Thank you, Mr. Chairman, for convening this hearing in a timely manner. The confirmation of the President’s nomination must be a top priority for this committee and the Senate. As we begin this hearing, I challenge my colleagues to focus on the results and achievements of our national environmental policy and not on penalties and politics. Our national environmental regulatory structure, abundant environmental mandates and administrative and judicial rulings, work together to protect our most precious resources, and have helped spur environmental recovery in many areas. But these same layers of laws have also created tremendous burdens for municipalities, businesses and the ongoing development and maintenance of our public infrastructure. We cannot simply wipe the slate clean and sweep away basic environmental rules; but we can - we must - develop an environmental agenda that protects private property rights while balancing environmental achievement with the need for continued economic progress.

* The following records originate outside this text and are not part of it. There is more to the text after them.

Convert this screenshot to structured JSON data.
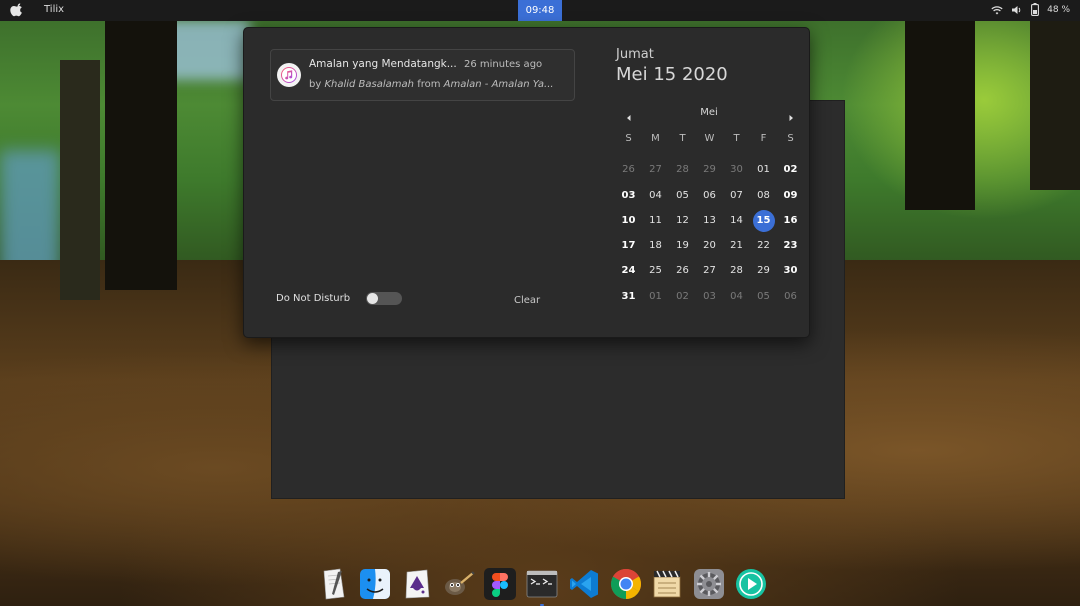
{
  "topbar": {
    "app_name": "Tilix",
    "clock": "09:48",
    "battery_percent": "48 %"
  },
  "notification": {
    "title": "Amalan yang Mendatangk...",
    "time": "26 minutes ago",
    "by_prefix": "by",
    "artist": "Khalid Basalamah",
    "from_text": "from",
    "album": "Amalan - Amalan Ya..."
  },
  "do_not_disturb": {
    "label": "Do Not Disturb",
    "enabled": false
  },
  "clear_label": "Clear",
  "calendar": {
    "day_name": "Jumat",
    "full_date": "Mei 15 2020",
    "month_label": "Mei",
    "weekday_headers": [
      "S",
      "M",
      "T",
      "W",
      "T",
      "F",
      "S"
    ],
    "today": 15,
    "weeks": [
      [
        "26",
        "27",
        "28",
        "29",
        "30",
        "01",
        "02"
      ],
      [
        "03",
        "04",
        "05",
        "06",
        "07",
        "08",
        "09"
      ],
      [
        "10",
        "11",
        "12",
        "13",
        "14",
        "15",
        "16"
      ],
      [
        "17",
        "18",
        "19",
        "20",
        "21",
        "22",
        "23"
      ],
      [
        "24",
        "25",
        "26",
        "27",
        "28",
        "29",
        "30"
      ],
      [
        "31",
        "01",
        "02",
        "03",
        "04",
        "05",
        "06"
      ]
    ]
  },
  "dock": {
    "items": [
      {
        "name": "text-editor-icon"
      },
      {
        "name": "finder-icon"
      },
      {
        "name": "inkscape-icon"
      },
      {
        "name": "gimp-icon"
      },
      {
        "name": "figma-icon"
      },
      {
        "name": "terminal-icon",
        "running": true
      },
      {
        "name": "vscode-icon"
      },
      {
        "name": "chrome-icon"
      },
      {
        "name": "clapper-icon"
      },
      {
        "name": "settings-icon"
      },
      {
        "name": "media-player-icon"
      }
    ]
  },
  "colors": {
    "accent": "#3b6fd6",
    "panel": "#2b2b2b",
    "topbar": "#1b1b1b"
  }
}
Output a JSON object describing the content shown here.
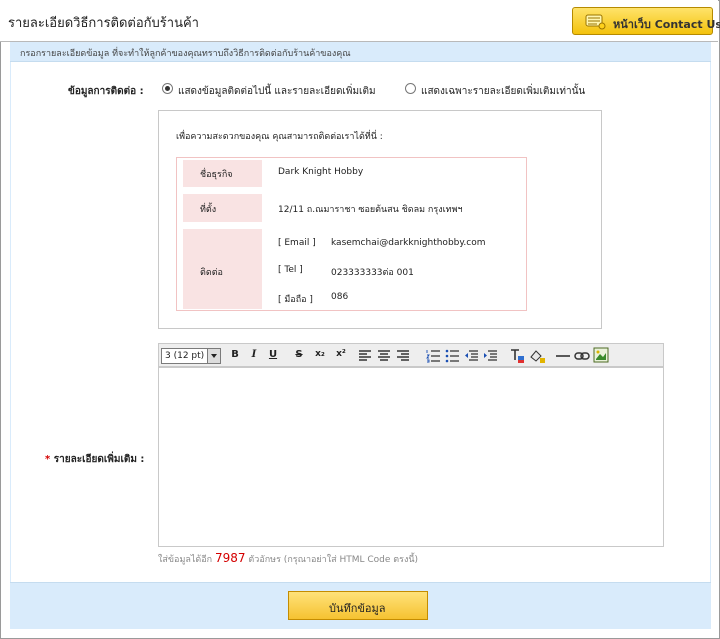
{
  "header": {
    "title": "รายละเอียดวิธีการติดต่อกับร้านค้า",
    "contact_button": "หน้าเว็บ Contact Us"
  },
  "description": "กรอกรายละเอียดข้อมูล ที่จะทำให้ลูกค้าของคุณทราบถึงวิธีการติดต่อกับร้านค้าของคุณ",
  "contact_section": {
    "label": "ข้อมูลการติดต่อ :",
    "option_1": "แสดงข้อมูลติดต่อไปนี้ และรายละเอียดเพิ่มเติม",
    "option_2": "แสดงเฉพาะรายละเอียดเพิ่มเติมเท่านั้น",
    "selected_option": "option_1"
  },
  "info": {
    "intro": "เพื่อความสะดวกของคุณ คุณสามารถติดต่อเราได้ที่นี่ :",
    "business_label": "ชื่อธุรกิจ",
    "business_value": "Dark Knight Hobby",
    "address_label": "ที่ตั้ง",
    "address_value": "12/11 ถ.ณมาราชา ซอยต้นสน ชิดลม กรุงเทพฯ",
    "contact_label": "ติดต่อ",
    "email_label": "[ Email ]",
    "email_value": "kasemchai@darkknighthobby.com",
    "tel_label": "[ Tel ]",
    "tel_value": "023333333ต่อ 001",
    "mobile_label": "[ มือถือ ]",
    "mobile_value": "086"
  },
  "editor": {
    "font_size": "3 (12 pt)",
    "tool_bold": "B",
    "tool_italic": "I",
    "tool_underline": "U",
    "tool_strike": "S",
    "tool_sub": "x₂",
    "tool_sup": "x²",
    "label": "รายละเอียดเพิ่มเติม :",
    "required_mark": "*",
    "counter_prefix": "ใส่ข้อมูลได้อีก",
    "counter_value": "7987",
    "counter_suffix": "ตัวอักษร (กรุณาอย่าใส่ HTML Code ตรงนี้)"
  },
  "footer": {
    "save_button": "บันทึกข้อมูล"
  }
}
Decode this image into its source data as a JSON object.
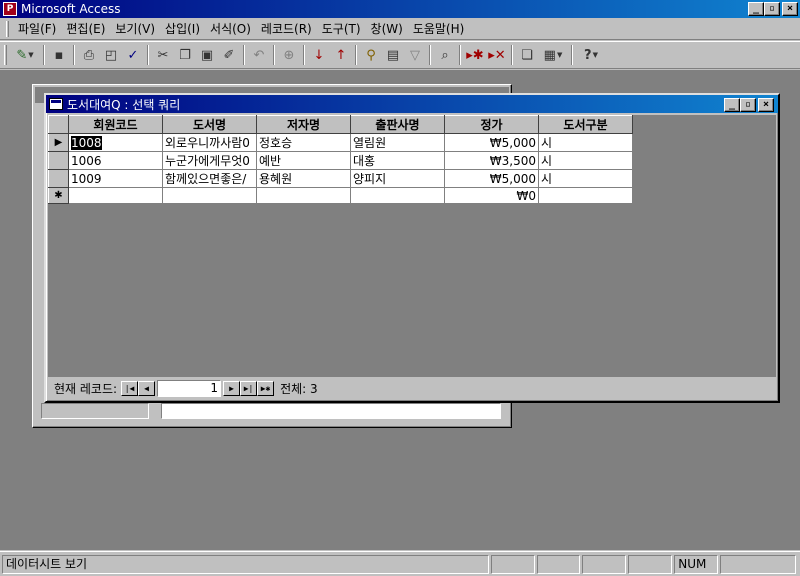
{
  "app": {
    "title": "Microsoft Access",
    "icon_letter": "P"
  },
  "window_buttons": {
    "minimize": "_",
    "restore": "▫",
    "close": "×"
  },
  "menu": [
    "파일(F)",
    "편집(E)",
    "보기(V)",
    "삽입(I)",
    "서식(O)",
    "레코드(R)",
    "도구(T)",
    "창(W)",
    "도움말(H)"
  ],
  "toolbar": {
    "icons": [
      "design-view-icon",
      "save-icon",
      "print-icon",
      "print-preview-icon",
      "spelling-icon",
      "cut-icon",
      "copy-icon",
      "paste-icon",
      "format-painter-icon",
      "undo-icon",
      "hyperlink-icon",
      "sort-ascending-icon",
      "sort-descending-icon",
      "filter-by-selection-icon",
      "filter-by-form-icon",
      "apply-filter-icon",
      "find-icon",
      "new-record-icon",
      "delete-record-icon",
      "database-window-icon",
      "new-object-icon",
      "help-icon"
    ]
  },
  "query_window": {
    "title": "도서대여Q : 선택 쿼리",
    "columns": [
      "회원코드",
      "도서명",
      "저자명",
      "출판사명",
      "정가",
      "도서구분"
    ],
    "rows": [
      {
        "selector": "▶",
        "cells": [
          "1008",
          "외로우니까사람0",
          "정호승",
          "열림원",
          "₩5,000",
          "시"
        ]
      },
      {
        "selector": "",
        "cells": [
          "1006",
          "누군가에게무엇0",
          "예반",
          "대홍",
          "₩3,500",
          "시"
        ]
      },
      {
        "selector": "",
        "cells": [
          "1009",
          "함께있으면좋은/",
          "용혜원",
          "양피지",
          "₩5,000",
          "시"
        ]
      },
      {
        "selector": "✱",
        "cells": [
          "",
          "",
          "",
          "",
          "₩0",
          ""
        ]
      }
    ],
    "nav": {
      "label": "현재 레코드:",
      "current": "1",
      "total": "전체: 3"
    }
  },
  "status_bar": {
    "text": "데이터시트 보기",
    "num": "NUM"
  }
}
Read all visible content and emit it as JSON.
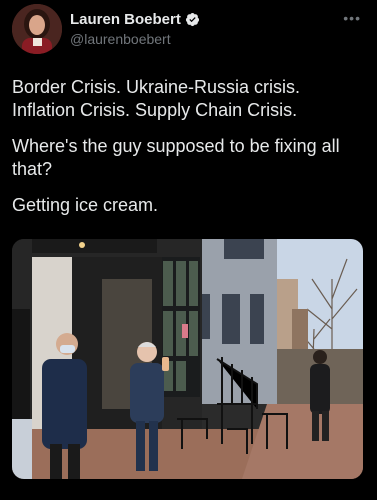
{
  "author": {
    "name": "Lauren Boebert",
    "handle": "@laurenboebert",
    "verified": true
  },
  "menu_icon": "more-horizontal-icon",
  "tweet": {
    "paragraphs": [
      "Border Crisis. Ukraine-Russia crisis. Inflation Crisis. Supply Chain Crisis.",
      "Where's the guy supposed to be fixing all that?",
      "Getting ice cream."
    ]
  },
  "colors": {
    "background": "#000000",
    "text": "#e7e9ea",
    "secondary": "#71767b",
    "verified_badge": "#1d9bf0"
  }
}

Governor Leavitt hails from the western United States. No other geographic region in the country has felt the heavy hand of regulation more than the public land states of the west - be it in the form of forthcoming EPA mercury standards or the Department of the Interior’s Endangered Species Act. Governor Leavitt understands the complicated web of environmental rules and the impact that they have on health and property. As a Governor, he has worked hard to increase the well-being of the people in his state, and he has worked diligently to improve the state of the environment. Governor Leavitt understands the fundamental need to protect the environment from irresponsible actors. Just as important, though, he understands the need to protect the environment through policies and programs that generate results and that create incentives to improve land, water and air quality. He also knows that heavy handed action is not nearly as important as the results that can be achieved through cooperation and collaboration. The development of such Enlibra principles have received a bipartisan endorsement from the National Governor’s Association and deserve a great deal of attention.
As we begin deliberations on the nomination today, we do so in an environment that has improved greatly over the past several decades. In the last 30 years water quality has improved and emissions of the six principle air pollutants have been cut 48 percent. This progress comes even as the country has experienced a 164 percent increase in gross domestic product, a 42 percent increase in energy consumption and a 155 percent increase in vehicle miles traveled. This improvement has occurred over the course of thirty-four years, 22 of which came under the leadership of Republican Administrations. Echoing the other members of the committee, our nation lives today in a cleaner, healthier environment, far more clean than it was when President Bush first took office. As mentioned, the most recent EPA data shows that, SO2 emissions from power plants were 10.2 million tons in 2002, nine percent lower than in 2000 and 41 percent lower than 1980. NOx emissions from power plants are also lower, measuring 4.5 million tons in 2002. This is a 13 percent reduction from 2000 and a 33 percent decline from 1990 emissions levels. The Bush Administration’s environmental success will continue under Leavitt. Under his leadership, Utah now meets all federal air quality standards. Seventy-three percent of Utah’s streams currently meet federal water quality standards, compared to 59% ten years ago. This is a remarkable improvement since Governor Leavitt took office. In Colorado, the Bush Administration’s efforts to clean-up the Shattuck and Vasquez Boulevard sites deserve many thanks. The Administration continues to prove its commitment to the people of Colorado through responsible stewardship and active protection.
The evolution of environmental rules and regulations that control so many aspects of life must be realistic goals that are established through a course of open deliberation and sound science. The impact EPA has on individual lives is real, not fictitious. New laws and enforcement decisions cannot be taken lightly. I am pleased that President Bush’s approach has been one of reform - changing command-and-control mandates to innovative, market-based approaches that utilize cutting edge technology to bolster environmental benefits. I hope this type of strong, principled leadership will continue into the future, and challenge the new nominee to further these efforts.
Governor Leavitt carries all the necessary credentials to oversee our nation’s environment. He has not backed away from major issues and has been a proactive leader on many issues. Not only is he the nation’s longest serving Governor, he has experience as chair of the National Governor’s Association, the Western Governor’s Association - where he oversaw the Western Regional Air Partnership - and the Republican Governor’s Association.
Yet despite all these accomplishments, there is still room for progress. Senator Crapo and I have introduced legislation that would establish an independent office of the EPA ombudsman. This important position was critical to the successful removal of waste from the Shattuck Superfund site in Colorado. The legislation has already passed the Senate and I look forward to working with members of the House and the Administration on its enactment into law. I also believe that the President’s Clear Skies Initiative sets a strong tone for positive results. According to EPA figures, the proposal will reduce SO2 emissions by an additional 70 percent by 2018. I want to caution, though, that the Clear Skies proposal must be formulated in a way that does not bring about arbitrary change at the expense of western states’ interests.
The commitment President Bush has made to improving the environment is strong, clear and unquestionable. I look forward to working with members of this Committee and the administration as we work toward confirmation of this nominee.
Thank you, Mr. Chairman.